*** Opening of SUPPLIED RECORDS ***
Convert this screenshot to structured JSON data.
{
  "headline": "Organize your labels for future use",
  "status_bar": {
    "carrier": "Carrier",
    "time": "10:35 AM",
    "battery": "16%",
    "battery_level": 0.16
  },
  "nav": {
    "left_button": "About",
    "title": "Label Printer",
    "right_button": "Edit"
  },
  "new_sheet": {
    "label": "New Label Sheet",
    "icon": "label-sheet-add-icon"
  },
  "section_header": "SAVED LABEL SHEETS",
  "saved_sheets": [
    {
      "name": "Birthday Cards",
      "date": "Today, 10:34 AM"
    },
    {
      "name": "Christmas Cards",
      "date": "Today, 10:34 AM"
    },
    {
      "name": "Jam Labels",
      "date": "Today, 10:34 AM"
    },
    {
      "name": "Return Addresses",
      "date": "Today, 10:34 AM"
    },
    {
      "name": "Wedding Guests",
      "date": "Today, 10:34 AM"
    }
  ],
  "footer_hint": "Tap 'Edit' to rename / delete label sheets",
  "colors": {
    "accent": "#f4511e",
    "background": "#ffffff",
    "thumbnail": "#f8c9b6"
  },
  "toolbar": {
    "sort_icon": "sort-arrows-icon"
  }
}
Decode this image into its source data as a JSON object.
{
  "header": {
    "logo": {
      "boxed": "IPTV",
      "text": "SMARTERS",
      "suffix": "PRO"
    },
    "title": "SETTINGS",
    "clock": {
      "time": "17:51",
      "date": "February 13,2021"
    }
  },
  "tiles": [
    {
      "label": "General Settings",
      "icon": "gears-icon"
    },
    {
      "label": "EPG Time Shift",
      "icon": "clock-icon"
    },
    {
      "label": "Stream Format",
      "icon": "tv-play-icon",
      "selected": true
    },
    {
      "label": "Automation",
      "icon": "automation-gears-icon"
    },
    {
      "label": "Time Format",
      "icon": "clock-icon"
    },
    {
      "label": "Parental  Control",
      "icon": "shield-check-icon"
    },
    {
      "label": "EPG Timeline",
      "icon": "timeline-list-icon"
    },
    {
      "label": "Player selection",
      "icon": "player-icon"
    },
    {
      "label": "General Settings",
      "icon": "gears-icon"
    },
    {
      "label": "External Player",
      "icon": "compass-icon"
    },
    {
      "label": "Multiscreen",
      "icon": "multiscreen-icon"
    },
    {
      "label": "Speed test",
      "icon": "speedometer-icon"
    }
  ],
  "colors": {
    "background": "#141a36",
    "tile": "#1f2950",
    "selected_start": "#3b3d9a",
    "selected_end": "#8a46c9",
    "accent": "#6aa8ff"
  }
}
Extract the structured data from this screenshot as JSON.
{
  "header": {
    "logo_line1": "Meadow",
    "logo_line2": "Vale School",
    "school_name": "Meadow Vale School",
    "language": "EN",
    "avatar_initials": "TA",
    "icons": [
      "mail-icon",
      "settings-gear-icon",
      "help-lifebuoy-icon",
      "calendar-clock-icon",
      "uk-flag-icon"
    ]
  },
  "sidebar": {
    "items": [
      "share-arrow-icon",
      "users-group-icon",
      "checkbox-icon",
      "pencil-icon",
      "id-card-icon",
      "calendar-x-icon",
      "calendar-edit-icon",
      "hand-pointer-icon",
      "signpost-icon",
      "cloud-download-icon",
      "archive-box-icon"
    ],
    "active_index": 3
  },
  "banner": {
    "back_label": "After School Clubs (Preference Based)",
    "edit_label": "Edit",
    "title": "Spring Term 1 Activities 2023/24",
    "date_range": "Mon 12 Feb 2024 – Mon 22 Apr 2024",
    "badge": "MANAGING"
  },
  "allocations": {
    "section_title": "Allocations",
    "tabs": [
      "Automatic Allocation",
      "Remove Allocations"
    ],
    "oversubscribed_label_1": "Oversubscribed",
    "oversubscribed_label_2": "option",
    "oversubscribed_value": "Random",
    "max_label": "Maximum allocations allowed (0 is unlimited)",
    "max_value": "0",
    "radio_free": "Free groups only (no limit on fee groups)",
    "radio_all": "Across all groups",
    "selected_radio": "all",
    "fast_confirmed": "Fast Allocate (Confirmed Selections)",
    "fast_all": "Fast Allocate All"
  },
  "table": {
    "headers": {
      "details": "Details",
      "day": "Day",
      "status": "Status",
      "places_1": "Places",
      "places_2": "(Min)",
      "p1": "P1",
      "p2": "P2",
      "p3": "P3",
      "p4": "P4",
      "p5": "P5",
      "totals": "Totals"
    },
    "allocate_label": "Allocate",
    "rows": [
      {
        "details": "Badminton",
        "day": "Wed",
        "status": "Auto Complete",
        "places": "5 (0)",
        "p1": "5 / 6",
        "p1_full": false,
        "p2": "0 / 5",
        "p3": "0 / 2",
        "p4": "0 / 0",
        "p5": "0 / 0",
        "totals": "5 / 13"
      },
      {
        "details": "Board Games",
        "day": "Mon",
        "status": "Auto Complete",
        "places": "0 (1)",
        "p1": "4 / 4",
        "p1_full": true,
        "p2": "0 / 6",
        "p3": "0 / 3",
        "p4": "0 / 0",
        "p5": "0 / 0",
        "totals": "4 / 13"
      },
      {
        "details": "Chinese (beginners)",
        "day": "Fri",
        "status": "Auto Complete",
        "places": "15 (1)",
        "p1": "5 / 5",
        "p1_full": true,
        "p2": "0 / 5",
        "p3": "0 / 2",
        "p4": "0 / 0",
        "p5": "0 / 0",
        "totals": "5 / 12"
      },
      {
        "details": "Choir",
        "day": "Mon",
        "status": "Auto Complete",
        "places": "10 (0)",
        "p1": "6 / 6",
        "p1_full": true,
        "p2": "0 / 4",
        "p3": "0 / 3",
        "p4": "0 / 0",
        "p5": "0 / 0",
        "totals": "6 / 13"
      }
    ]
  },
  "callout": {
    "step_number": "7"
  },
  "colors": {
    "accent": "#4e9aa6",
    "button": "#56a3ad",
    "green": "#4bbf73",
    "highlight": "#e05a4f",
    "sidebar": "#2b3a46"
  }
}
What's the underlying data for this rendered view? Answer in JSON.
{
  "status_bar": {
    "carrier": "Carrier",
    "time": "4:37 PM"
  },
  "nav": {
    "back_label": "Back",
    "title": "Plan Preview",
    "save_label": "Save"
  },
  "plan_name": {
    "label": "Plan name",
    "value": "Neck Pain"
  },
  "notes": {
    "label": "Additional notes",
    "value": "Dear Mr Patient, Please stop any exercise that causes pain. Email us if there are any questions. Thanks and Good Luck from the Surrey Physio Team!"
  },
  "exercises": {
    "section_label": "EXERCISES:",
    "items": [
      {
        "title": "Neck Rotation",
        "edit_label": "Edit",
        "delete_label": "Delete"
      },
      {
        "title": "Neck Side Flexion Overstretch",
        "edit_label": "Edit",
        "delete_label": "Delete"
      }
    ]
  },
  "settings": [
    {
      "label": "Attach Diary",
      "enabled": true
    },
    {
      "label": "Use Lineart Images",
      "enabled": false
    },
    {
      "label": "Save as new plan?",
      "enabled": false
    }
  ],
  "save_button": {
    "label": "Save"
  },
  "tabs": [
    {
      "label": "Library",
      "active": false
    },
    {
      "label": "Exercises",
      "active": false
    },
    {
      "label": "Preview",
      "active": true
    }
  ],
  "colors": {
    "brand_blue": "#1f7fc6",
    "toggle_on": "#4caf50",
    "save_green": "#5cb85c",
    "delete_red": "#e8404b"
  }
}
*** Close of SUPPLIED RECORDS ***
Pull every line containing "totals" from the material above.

      "totals": "Totals"
        "totals": "5 / 13"
        "totals": "4 / 13"
        "totals": "5 / 12"
        "totals": "6 / 13"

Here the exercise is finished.